If you are looking for work at the moment, either because you need / want to move jobs or because you have been made redundant, it's really tough. The number of jobs out there is less and the process of applying and interviewing can be very draining.
Here are some top tips shared by Glen Manners and Philippa Bryant of Charity People during our ‘job seeking in lockdown’ clinic, run in partnership with Utopy. It includes tips about searching for a job, applying and interviewing but also advice about things you can do to stay positive and use the time well. Looking after your mental health is so important so please take a break and be kind to yourself.
You can view a recording of the session and lots of accompanying resources via the Utopy website. It is free to sign up.
1. Adapt your search
It's a tough time to be looking for a job in the charity sector. There are more applications and fewer roles. If you are not already in the charity sector, it is a hard time to get in. If you are already working in the sector though, your CV will shine brighter.
What are the factors affecting your job particular job hunting? Maybe you are an events fundraiser or work in front-line services. You may be facing any or all of the following:
- no suitable vacancies
- fewer opportunities (and more applicants)
- personal uncertainty about your next career move.
If jobs in your area of specialism just aren't there, you may need to look outside the sector. Widen your job search. Find alternative options. Spend some time thinking about your worst-case scenario, and work back from that. You may have to look for a sideways or downwards move at the moment rather than the next step up the ladder.

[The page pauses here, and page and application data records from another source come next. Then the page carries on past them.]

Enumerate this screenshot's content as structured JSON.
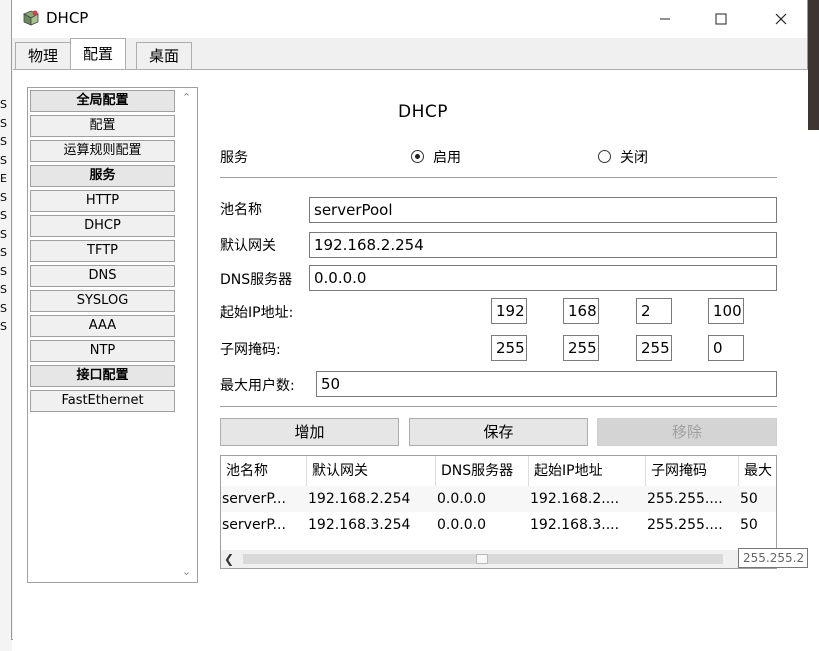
{
  "window": {
    "title": "DHCP",
    "tabs": [
      {
        "label": "物理"
      },
      {
        "label": "配置"
      },
      {
        "label": "桌面"
      }
    ]
  },
  "sidebar": {
    "items": [
      {
        "label": "全局配置",
        "header": true
      },
      {
        "label": "配置",
        "header": false
      },
      {
        "label": "运算规则配置",
        "header": false
      },
      {
        "label": "服务",
        "header": true
      },
      {
        "label": "HTTP",
        "header": false
      },
      {
        "label": "DHCP",
        "header": false
      },
      {
        "label": "TFTP",
        "header": false
      },
      {
        "label": "DNS",
        "header": false
      },
      {
        "label": "SYSLOG",
        "header": false
      },
      {
        "label": "AAA",
        "header": false
      },
      {
        "label": "NTP",
        "header": false
      },
      {
        "label": "接口配置",
        "header": true
      },
      {
        "label": "FastEthernet",
        "header": false
      }
    ]
  },
  "form": {
    "title": "DHCP",
    "service_label": "服务",
    "service_on": "启用",
    "service_off": "关闭",
    "pool_name_label": "池名称",
    "pool_name_value": "serverPool",
    "gateway_label": "默认网关",
    "gateway_value": "192.168.2.254",
    "dns_label": "DNS服务器",
    "dns_value": "0.0.0.0",
    "start_ip_label": "起始IP地址:",
    "start_ip": [
      "192",
      "168",
      "2",
      "100"
    ],
    "mask_label": "子网掩码:",
    "mask": [
      "255",
      "255",
      "255",
      "0"
    ],
    "max_users_label": "最大用户数:",
    "max_users_value": "50"
  },
  "buttons": {
    "add": "增加",
    "save": "保存",
    "remove": "移除"
  },
  "table": {
    "columns": [
      "池名称",
      "默认网关",
      "DNS服务器",
      "起始IP地址",
      "子网掩码",
      "最大"
    ],
    "rows": [
      [
        "serverP...",
        "192.168.2.254",
        "0.0.0.0",
        "192.168.2....",
        "255.255....",
        "50"
      ],
      [
        "serverP...",
        "192.168.3.254",
        "0.0.0.0",
        "192.168.3....",
        "255.255....",
        "50"
      ]
    ],
    "tooltip": "255.255.2"
  },
  "background": {
    "left_letters": [
      "S",
      "S",
      "S",
      "S",
      "E",
      "S",
      "S",
      "S",
      "S",
      "S",
      "S",
      "S",
      "S",
      "",
      "",
      " %",
      " %",
      "",
      "",
      "S",
      "S",
      "S",
      "S",
      "S"
    ]
  }
}
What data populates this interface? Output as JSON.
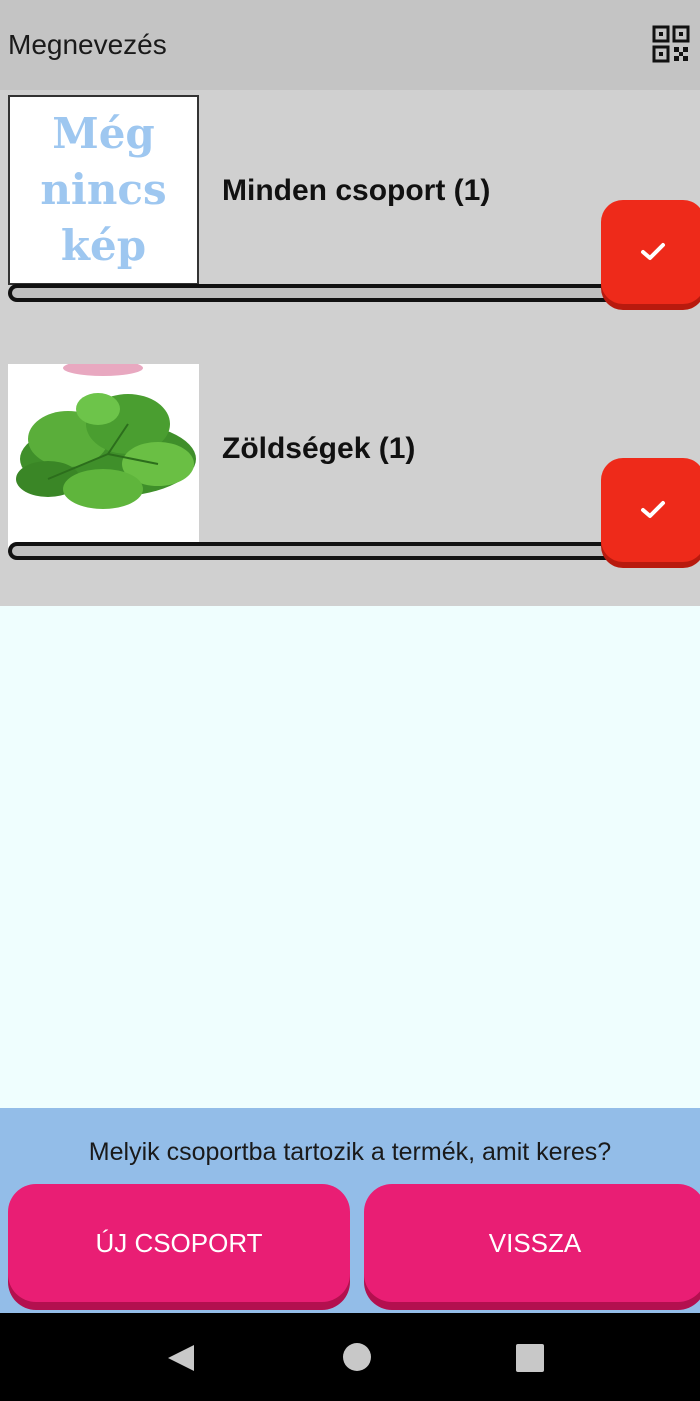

Search for roles in other places and through other channels. The usual recruitment sites can be expensive so charities may not currently be able to afford them. (Look at GoodJobs - we're free for small charities and low-cost for others!). Follow #CharityJobs / #CharityJob on Twitter and LinkedIn. Use your network.
Don't waste time applying for roles where you don't match the essential criteria. It's not worth it. The chances of being shortlisted now is less than before. Use your time well.
2. CVs and covering letters
You're going to be up against hundreds of other applicants. Recruiters will spend on average six seconds looking at CV. Make sure yours is well formatted so it stands out.
CV golden rules:
- clear, legible fonts
- consistent layout
- no gimmicks
- no photo (unless asked to)
- short and sweet
- proof read before you send.
What to include:
- name and contact details
- personal profile
- work experience
- education - if you have a degree, include this but not high school.
- additional sections
- LinkedIn profile (and make sure the information in both is the same).
Make sure your covering letter is concise and enthusiastic. Use it to market yourself, give examples and don’t ramble! Use problem - action – result to describe relevant experience. Say why you want to work for the charity and show that you understand their cause.
- Address hiring manager by name
- 1st paragraph: grab the hiring manager’s attention
- 2nd paragraph: show what you’ve got to offer
- 3rd paragraph: prove that you’ll fit in
Don't worry if you have a career gap or have had to make a downwards steps or take a filler role. Employers will understand this covid time in your employment history. Much like in the recession.
3. Interviews and tests
Charities are still recruiting at the moment. People are getting interviews. Here's how to stand out.
- look your best – dress for an interview
- think about your location – tidy up your background, optimise your frame and lighting
- minimise tech issues – practice before and have a mobile phone alternative on standby in case you have wifi or connection problems
- eye contact / body language
- read the signs – ask if the interviewer wants you to give more detail
- enthusiasm is key!
Everyone is holding a lot on their shoulders at the moment. It is hard. But if you can be enthusiastic and positive, this stands out. Even in the small talk at the start, be positive.
Be energetic. This is infectious! If the panel is flat, try not to mirror this. Still try and be enthusiastic.
Top tip - hide the video of yourself. You don't need to watch yourself. This can be really distracting.
Interview tasks are still happening. Maybe the next day rather than straight after the interview. Give yourself plenty of time to do them. Some are there to stretch you so don't worry if you don't finish the task. Proof read. You might be penalised for mistakes.
Be transparent with the employer. Ask for reasonable adjustments if you need them.
4. Staying positive
It's natural to find job hunting hard at the moment. Here are some tips to stay positive, build resilience and keep going.
- Keep to a daily routine - eat breakfast, get dressed, go for a walk.
- Set measureable goals.
- List your achievements.
- Set yourself a volunteer/ fundraising challenge.
- Focus on the things you can control.
- Take a step back.
Use your time well:
- develop skills and knowledge - online learning, webinars, self development
- network, network, network - it’s often who you know
- find or become a mentor - both options equally beneficial.
Don’t give up
It’s really hard to be looking for a job at the moment. We understand that. There are lots of things you can do to present yourself in the best way and to use this time well. Most important is that you look after yourself and use all the resources you can. GoodJobs and CharityPeople can both help:
- Sign up to GoodJobs for free to access current vacancies and more. We offer training bursaries and a regular prize draw of a £200 training grant to support job seekers.
- CharityPeople is a recruitment agency specialising in charity roles. Find out how they can help you find and secure your next role.
Best of luck!
Here's the thread of tweets from the session in case you want to share any of the tips.